* [Task goal]:
The data below is to be retyped exactly, line by line.

━━━━━ Exercise materials ━━━━━

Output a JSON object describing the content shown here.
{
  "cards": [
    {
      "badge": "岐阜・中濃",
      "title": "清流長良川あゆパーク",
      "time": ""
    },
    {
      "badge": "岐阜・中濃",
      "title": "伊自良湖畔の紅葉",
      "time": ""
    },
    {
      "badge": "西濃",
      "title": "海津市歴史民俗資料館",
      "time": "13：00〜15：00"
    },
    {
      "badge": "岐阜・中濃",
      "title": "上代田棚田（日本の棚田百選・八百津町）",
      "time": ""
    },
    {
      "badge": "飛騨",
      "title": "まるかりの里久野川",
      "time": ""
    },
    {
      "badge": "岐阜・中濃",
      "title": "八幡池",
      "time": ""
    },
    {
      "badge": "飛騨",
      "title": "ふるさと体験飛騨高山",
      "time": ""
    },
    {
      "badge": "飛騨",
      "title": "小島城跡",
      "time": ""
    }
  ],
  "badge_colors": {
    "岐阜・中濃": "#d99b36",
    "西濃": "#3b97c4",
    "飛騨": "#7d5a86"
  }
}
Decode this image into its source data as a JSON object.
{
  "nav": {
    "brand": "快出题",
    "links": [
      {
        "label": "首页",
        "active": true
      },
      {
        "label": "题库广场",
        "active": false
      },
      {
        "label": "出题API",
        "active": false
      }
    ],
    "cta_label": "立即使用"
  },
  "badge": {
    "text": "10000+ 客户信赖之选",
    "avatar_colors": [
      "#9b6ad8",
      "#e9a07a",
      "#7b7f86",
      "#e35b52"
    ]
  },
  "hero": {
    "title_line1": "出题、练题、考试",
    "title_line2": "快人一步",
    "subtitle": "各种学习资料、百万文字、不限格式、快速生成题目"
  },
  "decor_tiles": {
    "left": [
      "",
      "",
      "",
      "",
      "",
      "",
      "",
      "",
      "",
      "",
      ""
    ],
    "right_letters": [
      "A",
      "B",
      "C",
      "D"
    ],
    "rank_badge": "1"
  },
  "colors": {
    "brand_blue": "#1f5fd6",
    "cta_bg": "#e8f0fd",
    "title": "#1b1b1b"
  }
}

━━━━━

* [Solution for this problem]:
Output a JSON object describing the content shown here.
{
  "cards": [
    {
      "badge": "岐阜・中濃",
      "title": "清流長良川あゆパーク",
      "time": ""
    },
    {
      "badge": "岐阜・中濃",
      "title": "伊自良湖畔の紅葉",
      "time": ""
    },
    {
      "badge": "西濃",
      "title": "海津市歴史民俗資料館",
      "time": "13：00〜15：00"
    },
    {
      "badge": "岐阜・中濃",
      "title": "上代田棚田（日本の棚田百選・八百津町）",
      "time": ""
    },
    {
      "badge": "飛騨",
      "title": "まるかりの里久野川",
      "time": ""
    },
    {
      "badge": "岐阜・中濃",
      "title": "八幡池",
      "time": ""
    },
    {
      "badge": "飛騨",
      "title": "ふるさと体験飛騨高山",
      "time": ""
    },
    {
      "badge": "飛騨",
      "title": "小島城跡",
      "time": ""
    }
  ],
  "badge_colors": {
    "岐阜・中濃": "#d99b36",
    "西濃": "#3b97c4",
    "飛騨": "#7d5a86"
  }
}
Decode this image into its source data as a JSON object.
{
  "nav": {
    "brand": "快出题",
    "links": [
      {
        "label": "首页",
        "active": true
      },
      {
        "label": "题库广场",
        "active": false
      },
      {
        "label": "出题API",
        "active": false
      }
    ],
    "cta_label": "立即使用"
  },
  "badge": {
    "text": "10000+ 客户信赖之选",
    "avatar_colors": [
      "#9b6ad8",
      "#e9a07a",
      "#7b7f86",
      "#e35b52"
    ]
  },
  "hero": {
    "title_line1": "出题、练题、考试",
    "title_line2": "快人一步",
    "subtitle": "各种学习资料、百万文字、不限格式、快速生成题目"
  },
  "decor_tiles": {
    "left": [
      "",
      "",
      "",
      "",
      "",
      "",
      "",
      "",
      "",
      "",
      ""
    ],
    "right_letters": [
      "A",
      "B",
      "C",
      "D"
    ],
    "rank_badge": "1"
  },
  "colors": {
    "brand_blue": "#1f5fd6",
    "cta_bg": "#e8f0fd",
    "title": "#1b1b1b"
  }
}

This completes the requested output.